Sinclair is among the most energetic and erudite of this band, his peregrinations informed by what must be constant recourse to the names and dates in Pevsner, as well as the dustier shelves of local history collections in public libraries. His antiquarian interest in arcane detail balances his vivid flights of imagination, but the prose style that results is somewhat over-egged and perhaps best consumed in small doses. No noun is left unadorned by an adjective in a vocabulary extending from “susurration” and “riparian” to “phylacteries” and “eidolons” (or should that be “eidola”?). Although
of the footballer Roy Keane. He has portrayed, in The Woman Who Walked into Doors, male violence from the point of view of the abused wife. What he has not, until now, confronted is Ireland’s most anguished subject: the sexual abuse of schoolchildren by priests and teachers.
In Smile, Ed’s opening gambit indicates where we are heading. The dialogue between the two men becomes more and more uncomfortable. Victor has no idea who his tormentor is, has no recollection of him at school, yet the man knows enough about him: who he had married, all his achievements. He seems to have been the kid nobody liked, nobody noticed, still nursing a grievance.
Ed is Victor’s opposite; coarse, undermining, bombastic, as well as self-pitying, misogynist and friendless. He is a self-evident the effect can be evocative, it can also be exhausting to the point that one wonders what he’s on about – or indeed what he’s on.
Baroque linguistic curlicues such as “A hissing puncture of breath eddies through the daisydusted grass”, or “He drinks the agitated straw of their fretful momentum” abound. People walking their dogs are “canine accompanists”. His habit of listing phenomena in staccato short sentences is an irritant. There’s nothing here for the man on the Clapham omnibus – not least because Sinclair doesn’t seem to use public transport, and has little interest in bland, leafy suburbs.
From the Olympic Park to mega-malls, Rupert Christiansen on the building boom leaving London unrecognisable
Yet one can only marvel at Sinclair’s eye for telling detail and his sense of the subtle ironies of modern London life. The smell, the texture, the din of the city is made vividly present. Here are the quirks that the rest of us pass by – the bizarre graffiti in car parks, the overheard fragments of conversation, the street cries of beggars – “sparechangeforfoodplease”. I’m a Londoner myself, and I know he gets these things brilliantly right.
failure, a builder who has brought the country to its ruin in the precrash sub-prime housing market. Victor is unable to shake him off: “I didn’t like Fitzpatrick and I still couldn’t remember him… But there was something about him

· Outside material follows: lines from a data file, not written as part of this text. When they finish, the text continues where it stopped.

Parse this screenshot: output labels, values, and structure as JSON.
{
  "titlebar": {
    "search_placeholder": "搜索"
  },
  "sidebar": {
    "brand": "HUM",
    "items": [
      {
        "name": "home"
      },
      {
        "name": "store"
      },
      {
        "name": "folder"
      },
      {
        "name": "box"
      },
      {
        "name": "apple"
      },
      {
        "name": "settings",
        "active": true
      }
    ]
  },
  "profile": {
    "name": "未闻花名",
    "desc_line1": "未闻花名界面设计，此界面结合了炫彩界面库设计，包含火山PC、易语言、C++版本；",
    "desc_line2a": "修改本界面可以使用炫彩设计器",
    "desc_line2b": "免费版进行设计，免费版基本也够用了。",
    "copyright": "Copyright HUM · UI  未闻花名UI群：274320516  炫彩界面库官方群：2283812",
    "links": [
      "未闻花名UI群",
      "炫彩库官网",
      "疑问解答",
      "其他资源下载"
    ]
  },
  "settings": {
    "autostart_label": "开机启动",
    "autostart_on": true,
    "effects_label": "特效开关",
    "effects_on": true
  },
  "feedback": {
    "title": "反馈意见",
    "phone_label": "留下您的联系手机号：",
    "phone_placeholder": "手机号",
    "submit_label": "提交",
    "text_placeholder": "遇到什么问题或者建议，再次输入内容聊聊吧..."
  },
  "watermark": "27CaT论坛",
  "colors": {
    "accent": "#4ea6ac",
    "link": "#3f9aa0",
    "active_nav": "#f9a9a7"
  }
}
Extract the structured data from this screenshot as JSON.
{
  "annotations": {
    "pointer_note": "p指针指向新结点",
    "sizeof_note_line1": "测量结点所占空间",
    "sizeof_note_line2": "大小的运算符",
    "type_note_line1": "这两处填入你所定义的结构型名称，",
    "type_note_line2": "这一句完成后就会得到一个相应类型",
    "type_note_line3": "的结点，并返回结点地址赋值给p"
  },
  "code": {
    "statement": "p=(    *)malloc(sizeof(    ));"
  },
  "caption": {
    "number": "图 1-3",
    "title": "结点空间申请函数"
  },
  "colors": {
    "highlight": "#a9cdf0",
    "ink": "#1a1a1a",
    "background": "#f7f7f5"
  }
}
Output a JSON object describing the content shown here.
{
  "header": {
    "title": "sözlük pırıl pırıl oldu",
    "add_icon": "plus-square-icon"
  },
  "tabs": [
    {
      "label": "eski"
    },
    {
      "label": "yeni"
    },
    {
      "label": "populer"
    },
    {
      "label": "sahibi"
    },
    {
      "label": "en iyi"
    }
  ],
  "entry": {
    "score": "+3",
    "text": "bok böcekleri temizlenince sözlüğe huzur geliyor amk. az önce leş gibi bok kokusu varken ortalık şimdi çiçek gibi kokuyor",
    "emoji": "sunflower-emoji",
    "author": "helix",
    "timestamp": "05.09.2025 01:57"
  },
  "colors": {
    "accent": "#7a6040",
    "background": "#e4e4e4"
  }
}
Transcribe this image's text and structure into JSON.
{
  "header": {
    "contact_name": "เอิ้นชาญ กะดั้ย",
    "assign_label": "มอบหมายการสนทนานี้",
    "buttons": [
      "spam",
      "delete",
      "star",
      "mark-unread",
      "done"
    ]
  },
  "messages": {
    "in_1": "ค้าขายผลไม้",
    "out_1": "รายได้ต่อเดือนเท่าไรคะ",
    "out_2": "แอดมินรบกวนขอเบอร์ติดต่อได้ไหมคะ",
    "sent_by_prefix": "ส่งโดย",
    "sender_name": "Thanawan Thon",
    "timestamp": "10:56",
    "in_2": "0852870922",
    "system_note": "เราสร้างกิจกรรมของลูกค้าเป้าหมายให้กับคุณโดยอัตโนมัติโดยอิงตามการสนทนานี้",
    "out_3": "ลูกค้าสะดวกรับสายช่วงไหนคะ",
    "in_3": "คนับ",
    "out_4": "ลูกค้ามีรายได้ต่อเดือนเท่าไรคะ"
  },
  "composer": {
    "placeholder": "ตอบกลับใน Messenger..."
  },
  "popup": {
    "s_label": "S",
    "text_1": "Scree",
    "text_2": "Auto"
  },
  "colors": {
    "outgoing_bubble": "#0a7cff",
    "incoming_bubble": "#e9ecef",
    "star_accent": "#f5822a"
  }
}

Linda Grant admires a superb depiction of a mind disordered by childhood sexual abuse Smile seems to be about survival – but it’s really about self-deception
– an expression, a rhythm – that I recognised and welcomed. That was why I was sitting there.”

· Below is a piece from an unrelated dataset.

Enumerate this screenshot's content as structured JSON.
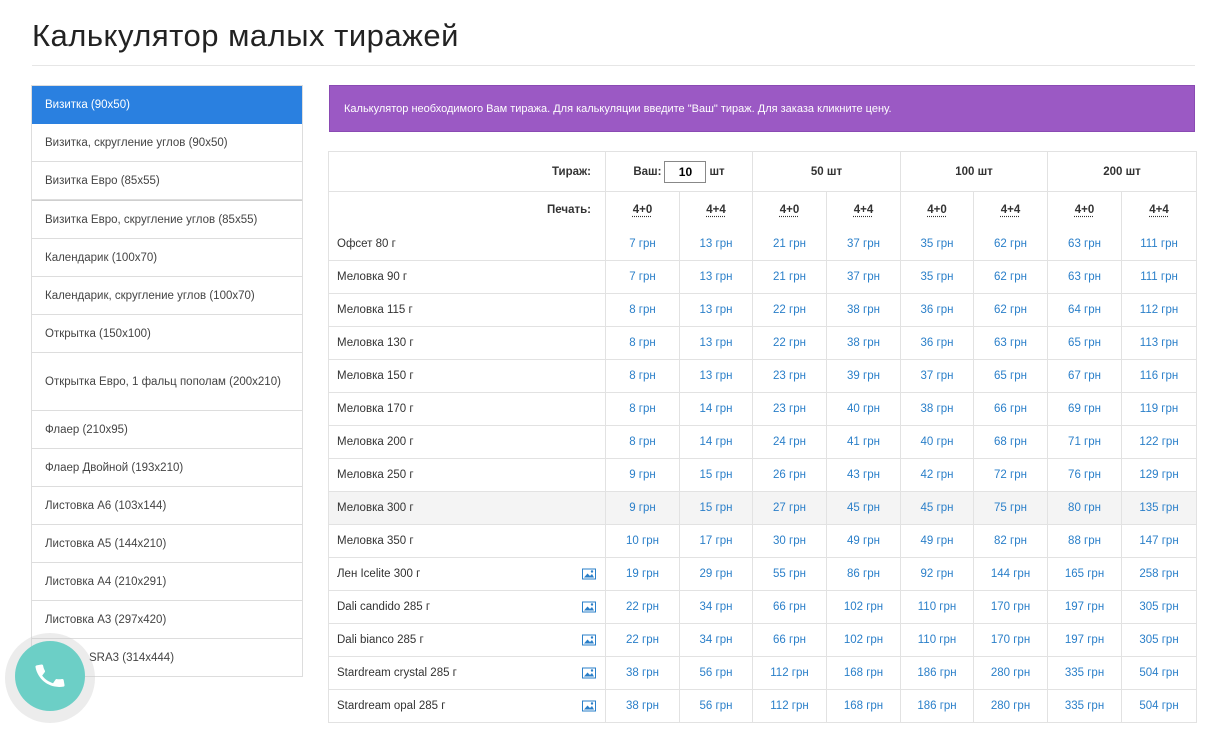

It’s the nearest we get to why Victor tolerates Ed, even though he despises and comes to fear him. This remark is an early clue to what lies at the heart of this deeply uncomfortable and increasingly